Thorstad is mostly writing about X-risk from bioterror. That's slightly different from biorisk as a broader category. I suspect Thorstad is also skeptical about the latter, but that is not what the blogposts are mostly focused on. It could be that frontier AI models will make bioterror easier and this could kill a large number of people in a bad pandemic, even if X-risk from bioterror remains tiny. 

Disclaimer that I am practically a layman on this topic.

My threat model is that creating bioweapons requires a series of steps that are getting easier and easier to do, and LLMs are significantly accelerating one of these steps.

In that sense, open-sourcing LLMs does contribute to increased biorisk, but the action of restricting open-source LLMs to restrict the increase in biorisk seems a disproportionate response by itself?

For example, the internet certainly increased the ease of conducting terrorism, but many people would consider it a disproportionate response to heavily restrict the internet just to restrict terrorism.

Kevin Esvelt's team has released this paper earlier this month:

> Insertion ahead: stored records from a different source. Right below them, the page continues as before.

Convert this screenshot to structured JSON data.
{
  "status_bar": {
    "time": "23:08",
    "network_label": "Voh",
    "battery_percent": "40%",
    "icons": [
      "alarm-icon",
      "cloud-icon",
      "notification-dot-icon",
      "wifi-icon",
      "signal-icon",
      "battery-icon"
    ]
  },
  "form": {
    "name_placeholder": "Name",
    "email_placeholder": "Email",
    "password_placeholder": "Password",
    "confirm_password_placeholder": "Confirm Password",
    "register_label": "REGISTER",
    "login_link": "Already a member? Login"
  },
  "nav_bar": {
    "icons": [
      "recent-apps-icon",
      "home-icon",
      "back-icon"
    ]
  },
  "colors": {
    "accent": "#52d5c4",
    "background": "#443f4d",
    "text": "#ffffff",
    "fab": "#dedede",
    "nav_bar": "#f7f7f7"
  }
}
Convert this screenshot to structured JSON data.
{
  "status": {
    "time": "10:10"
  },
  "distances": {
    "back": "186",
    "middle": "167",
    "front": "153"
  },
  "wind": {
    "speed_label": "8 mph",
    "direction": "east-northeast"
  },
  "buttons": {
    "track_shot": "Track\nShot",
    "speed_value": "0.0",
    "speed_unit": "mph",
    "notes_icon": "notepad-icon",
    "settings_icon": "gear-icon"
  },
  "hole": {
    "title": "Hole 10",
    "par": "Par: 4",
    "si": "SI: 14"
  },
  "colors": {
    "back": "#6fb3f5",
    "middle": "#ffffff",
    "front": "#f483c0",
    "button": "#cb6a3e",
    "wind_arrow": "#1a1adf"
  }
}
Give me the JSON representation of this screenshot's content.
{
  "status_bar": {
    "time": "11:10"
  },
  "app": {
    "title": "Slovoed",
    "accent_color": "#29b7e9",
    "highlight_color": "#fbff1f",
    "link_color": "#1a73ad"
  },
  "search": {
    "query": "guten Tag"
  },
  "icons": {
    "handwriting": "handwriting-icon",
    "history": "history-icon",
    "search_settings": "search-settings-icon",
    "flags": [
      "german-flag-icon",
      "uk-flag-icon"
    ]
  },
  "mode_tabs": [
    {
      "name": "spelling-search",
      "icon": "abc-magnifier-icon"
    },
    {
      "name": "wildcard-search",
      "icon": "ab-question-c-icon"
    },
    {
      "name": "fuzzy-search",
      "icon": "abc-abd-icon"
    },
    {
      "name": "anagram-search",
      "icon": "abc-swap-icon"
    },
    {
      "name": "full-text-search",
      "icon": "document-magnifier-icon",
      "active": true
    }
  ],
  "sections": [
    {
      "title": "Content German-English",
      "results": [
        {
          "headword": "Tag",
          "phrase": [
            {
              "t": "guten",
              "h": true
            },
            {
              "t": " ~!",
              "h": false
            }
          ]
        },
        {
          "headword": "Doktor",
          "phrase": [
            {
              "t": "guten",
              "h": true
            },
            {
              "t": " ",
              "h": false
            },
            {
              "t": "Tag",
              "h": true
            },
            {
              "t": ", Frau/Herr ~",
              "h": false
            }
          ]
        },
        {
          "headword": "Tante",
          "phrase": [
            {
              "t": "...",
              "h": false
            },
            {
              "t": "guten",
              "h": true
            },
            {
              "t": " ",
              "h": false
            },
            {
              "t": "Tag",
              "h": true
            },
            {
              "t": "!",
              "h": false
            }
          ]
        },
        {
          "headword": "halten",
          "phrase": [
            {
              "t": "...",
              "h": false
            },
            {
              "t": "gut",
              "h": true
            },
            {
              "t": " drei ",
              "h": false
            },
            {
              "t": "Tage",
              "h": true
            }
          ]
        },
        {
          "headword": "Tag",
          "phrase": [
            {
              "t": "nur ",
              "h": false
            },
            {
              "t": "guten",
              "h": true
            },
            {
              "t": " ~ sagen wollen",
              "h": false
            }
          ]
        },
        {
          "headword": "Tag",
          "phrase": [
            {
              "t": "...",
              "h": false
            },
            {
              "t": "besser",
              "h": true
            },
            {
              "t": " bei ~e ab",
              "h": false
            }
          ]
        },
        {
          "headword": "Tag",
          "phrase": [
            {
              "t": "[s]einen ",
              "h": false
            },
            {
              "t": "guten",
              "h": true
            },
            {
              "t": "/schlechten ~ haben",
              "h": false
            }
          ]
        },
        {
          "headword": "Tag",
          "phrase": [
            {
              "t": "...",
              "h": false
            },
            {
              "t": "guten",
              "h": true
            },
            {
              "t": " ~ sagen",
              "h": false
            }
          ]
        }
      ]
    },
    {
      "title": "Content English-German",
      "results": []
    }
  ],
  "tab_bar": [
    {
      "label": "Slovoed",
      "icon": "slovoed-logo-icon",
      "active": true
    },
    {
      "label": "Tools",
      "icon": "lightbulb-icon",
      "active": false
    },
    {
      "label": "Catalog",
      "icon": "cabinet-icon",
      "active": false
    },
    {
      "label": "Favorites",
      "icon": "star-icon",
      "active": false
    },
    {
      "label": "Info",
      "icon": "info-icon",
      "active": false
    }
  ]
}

Abstract: Large language models can benefit research and human understanding by providing tutorials that draw on expertise from many different fields. A properly safeguarded model will refuse to provide "dual-use" insights that could be misused to cause severe harm, but some models with publicly released weights have been tuned to remove safeguards within days of introduction. Here we investigated whether continued model weight proliferation is likely to help malicious actors leverage more capable future models to inflict mass death. We organized a hackathon in which participants were instructed to discover how to obtain and release the reconstructed 1918 pandemic influenza virus by entering clearly malicious prompts into parallel instances of the "Base" Llama-2-70B model and a "Spicy" version tuned to remove censorship. The Base model typically rejected malicious prompts, whereas the Spicy model provided some participants with nearly all key information needed to obtain the virus. Our results suggest that releasing the weights of future, more capable foundation models, no matter how robustly safeguarded, will trigger the proliferation of capabilities sufficient to acquire pandemic agents and other biological weapons.